■ Interface dataset entries
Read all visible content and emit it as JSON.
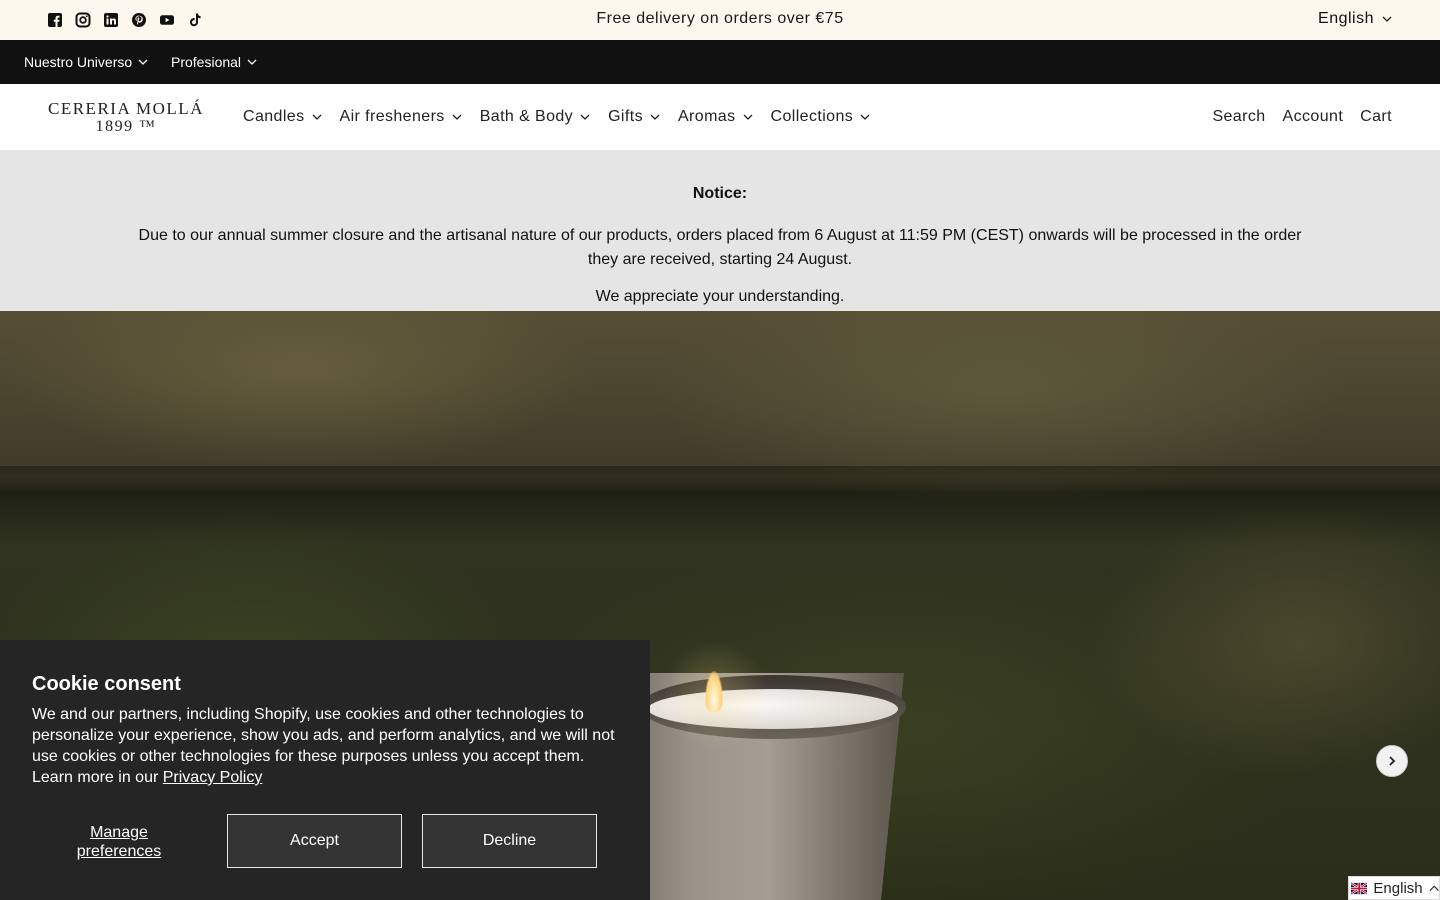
{
  "announcement": {
    "text": "Free delivery on orders over €75",
    "language": "English",
    "socials": [
      "facebook-icon",
      "instagram-icon",
      "linkedin-icon",
      "pinterest-icon",
      "youtube-icon",
      "tiktok-icon"
    ]
  },
  "topnav": {
    "items": [
      {
        "label": "Nuestro Universo"
      },
      {
        "label": "Profesional"
      }
    ]
  },
  "header": {
    "logo_line1": "CERERIA MOLLÁ",
    "logo_line2": "1899 ™",
    "nav": [
      {
        "label": "Candles"
      },
      {
        "label": "Air fresheners"
      },
      {
        "label": "Bath & Body"
      },
      {
        "label": "Gifts"
      },
      {
        "label": "Aromas"
      },
      {
        "label": "Collections"
      }
    ],
    "search": "Search",
    "account": "Account",
    "cart": "Cart"
  },
  "notice": {
    "title": "Notice:",
    "body": "Due to our annual summer closure and the artisanal nature of our products, orders placed from 6 August at 11:59 PM (CEST) onwards will be processed in the order they are received, starting 24 August.",
    "thanks": "We appreciate your understanding."
  },
  "cookie": {
    "title": "Cookie consent",
    "text": "We and our partners, including Shopify, use cookies and other technologies to personalize your experience, show you ads, and perform analytics, and we will not use cookies or other technologies for these purposes unless you accept them. Learn more in our",
    "link": "Privacy Policy",
    "manage": "Manage preferences",
    "accept": "Accept",
    "decline": "Decline"
  },
  "language_widget": {
    "label": "English"
  },
  "colors": {
    "announce_bg": "#fdf8ee",
    "topnav_bg": "#111111",
    "notice_bg": "#e5e5e5",
    "cookie_bg": "#252525"
  }
}
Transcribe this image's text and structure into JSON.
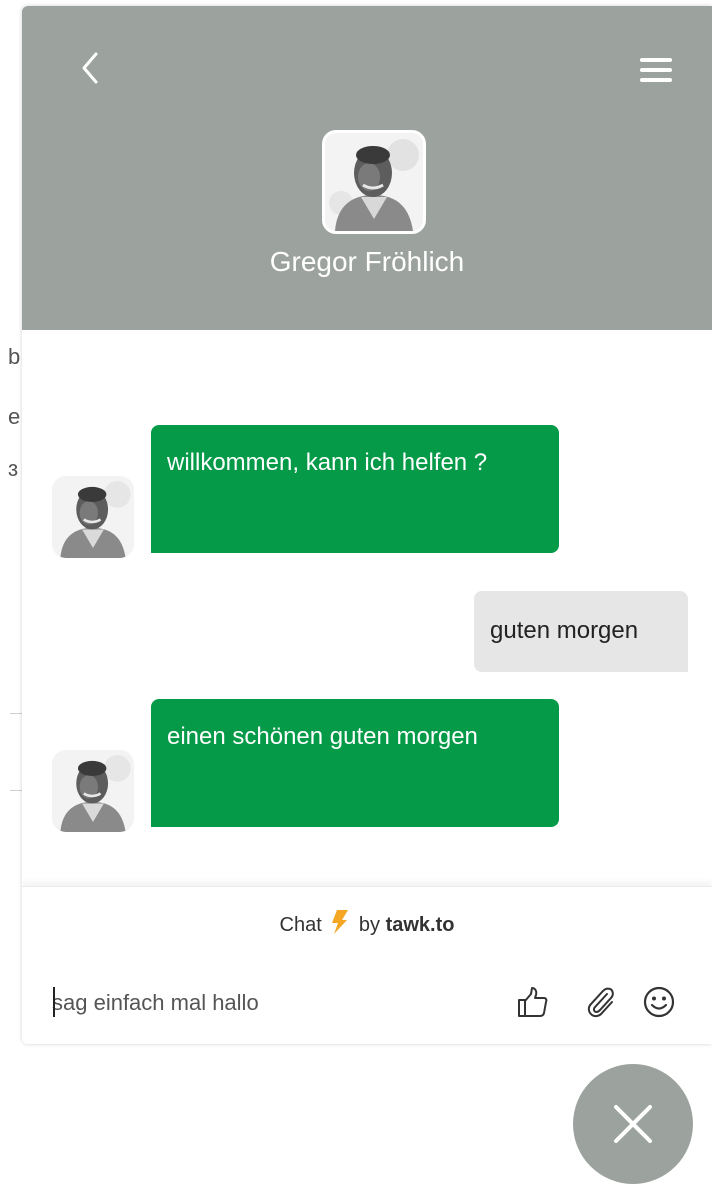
{
  "header": {
    "agent_name": "Gregor Fröhlich"
  },
  "messages": [
    {
      "from": "agent",
      "text": "willkommen, kann ich helfen ?"
    },
    {
      "from": "visitor",
      "text": "guten morgen"
    },
    {
      "from": "agent",
      "text": "einen schönen guten morgen"
    }
  ],
  "footer": {
    "branding_prefix": "Chat",
    "branding_by": "by",
    "branding_brand": "tawk.to",
    "input_placeholder": "sag einfach mal hallo"
  },
  "background_page": {
    "fragments": [
      "b",
      "e",
      "ɜ"
    ]
  },
  "colors": {
    "header_bg": "#9ca39e",
    "agent_bubble": "#049a47",
    "visitor_bubble": "#e6e6e6",
    "bolt": "#f5a623"
  },
  "icons": {
    "back": "chevron-left-icon",
    "menu": "hamburger-menu-icon",
    "thumbs_up": "thumbs-up-icon",
    "attach": "paperclip-icon",
    "emoji": "smiley-icon",
    "close": "close-icon",
    "branding": "lightning-bolt-icon"
  }
}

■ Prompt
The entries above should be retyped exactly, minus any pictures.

■ Response area
Read all visible content and emit it as JSON.
{
  "announcement": {
    "text": "Free delivery on orders over €75",
    "language": "English",
    "socials": [
      "facebook-icon",
      "instagram-icon",
      "linkedin-icon",
      "pinterest-icon",
      "youtube-icon",
      "tiktok-icon"
    ]
  },
  "topnav": {
    "items": [
      {
        "label": "Nuestro Universo"
      },
      {
        "label": "Profesional"
      }
    ]
  },
  "header": {
    "logo_line1": "CERERIA MOLLÁ",
    "logo_line2": "1899 ™",
    "nav": [
      {
        "label": "Candles"
      },
      {
        "label": "Air fresheners"
      },
      {
        "label": "Bath & Body"
      },
      {
        "label": "Gifts"
      },
      {
        "label": "Aromas"
      },
      {
        "label": "Collections"
      }
    ],
    "search": "Search",
    "account": "Account",
    "cart": "Cart"
  },
  "notice": {
    "title": "Notice:",
    "body": "Due to our annual summer closure and the artisanal nature of our products, orders placed from 6 August at 11:59 PM (CEST) onwards will be processed in the order they are received, starting 24 August.",
    "thanks": "We appreciate your understanding."
  },
  "cookie": {
    "title": "Cookie consent",
    "text": "We and our partners, including Shopify, use cookies and other technologies to personalize your experience, show you ads, and perform analytics, and we will not use cookies or other technologies for these purposes unless you accept them. Learn more in our",
    "link": "Privacy Policy",
    "manage": "Manage preferences",
    "accept": "Accept",
    "decline": "Decline"
  },
  "language_widget": {
    "label": "English"
  },
  "colors": {
    "announce_bg": "#fdf8ee",
    "topnav_bg": "#111111",
    "notice_bg": "#e5e5e5",
    "cookie_bg": "#252525"
  }
}
Transcribe this image's text and structure into JSON.
{
  "header": {
    "agent_name": "Gregor Fröhlich"
  },
  "messages": [
    {
      "from": "agent",
      "text": "willkommen, kann ich helfen ?"
    },
    {
      "from": "visitor",
      "text": "guten morgen"
    },
    {
      "from": "agent",
      "text": "einen schönen guten morgen"
    }
  ],
  "footer": {
    "branding_prefix": "Chat",
    "branding_by": "by",
    "branding_brand": "tawk.to",
    "input_placeholder": "sag einfach mal hallo"
  },
  "background_page": {
    "fragments": [
      "b",
      "e",
      "ɜ"
    ]
  },
  "colors": {
    "header_bg": "#9ca39e",
    "agent_bubble": "#049a47",
    "visitor_bubble": "#e6e6e6",
    "bolt": "#f5a623"
  },
  "icons": {
    "back": "chevron-left-icon",
    "menu": "hamburger-menu-icon",
    "thumbs_up": "thumbs-up-icon",
    "attach": "paperclip-icon",
    "emoji": "smiley-icon",
    "close": "close-icon",
    "branding": "lightning-bolt-icon"
  }
}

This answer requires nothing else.